But now as a big girl, thinking back objectively, there is another, deeper meaning to the old memory: she projected her idea of beautiful art on me, and that is what created unnecessary tension. Yes, I missed out on $20 and wondered why a cutesy blue horse represented me. All folksy and sturdy and stuff.

But the worst part was—her projection of beauty—it silenced me.

So years later that horse has resurrected and redeemed itself in the form of a lesson.

We can’t force our ideas of creative beauty on others, it stifles them. We can share creations we find beautiful, but others aren’t obligated to positively respond. Each of us has a history, inner workings, a cultural bent that define creative beauty for us.

On a trip to Italy, my husband and I practically ran through The Uffizi Gallery in Florence; Renaissance art doesn’t really do it for us. However, we spend hours listening to music and trying new restaurants; looking for the most inspiring band and food we can find.

As a (budding) writer, sometimes it’s hard not to feel rejected if people don’t resonate with my work. But I have to remember that all I’m called to do is follow my God-given passion and He will bring the completion.

There has never been the slightest doubt in my mind that the God who started this great work in you would keep at it and bring it to a flourishing finish on the very day Christ Jesus appears. Philippians 1:6, The Message Bible

As you notice or generate creative beauty in your world, unashamedly follow your heart. Rejoice in the beauty. Proclaim it, share it, sculpt it, strum it, garden it, write it, bake it, knit it, scrap it, or bedazzle it.

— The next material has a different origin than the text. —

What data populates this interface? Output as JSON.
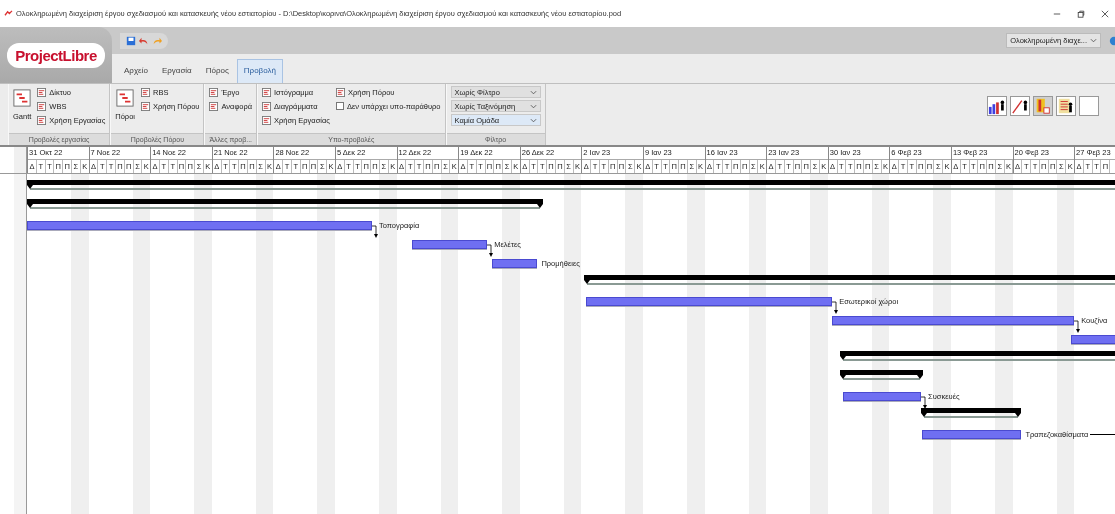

But don’t feel that others must see eye to eye with you. You don’t need to waste any time wondering: How many? or Who? agrees with you. Beauty is valid without being validated; it’s holy work to look for and produce beauty in the world. When we feel that we must strong arm others into our definition, tension will ensue—either for us or them.

And also…it’s probably best not to pay your babysitter with your latest poem or you may find yourself the subject of a blog post in 20 years.

XO,

Heidi

 

 

 

Comments

  1. Cathy Wheeler says:

    I could just feel that uneasiness you felt in the car on the way home. That was a very awkward situation and you handled it politely; I don’t know why she would have thought you would have the same taste and also rather have the necklace than the money. But….your point of looking for beauty in the world is well taken. We can fear the world everyday just by listening to the 6 o’clock news, but we can instead rise above that fear and search for beauty in the world. God is in that beauty. Thanks, Heidi!!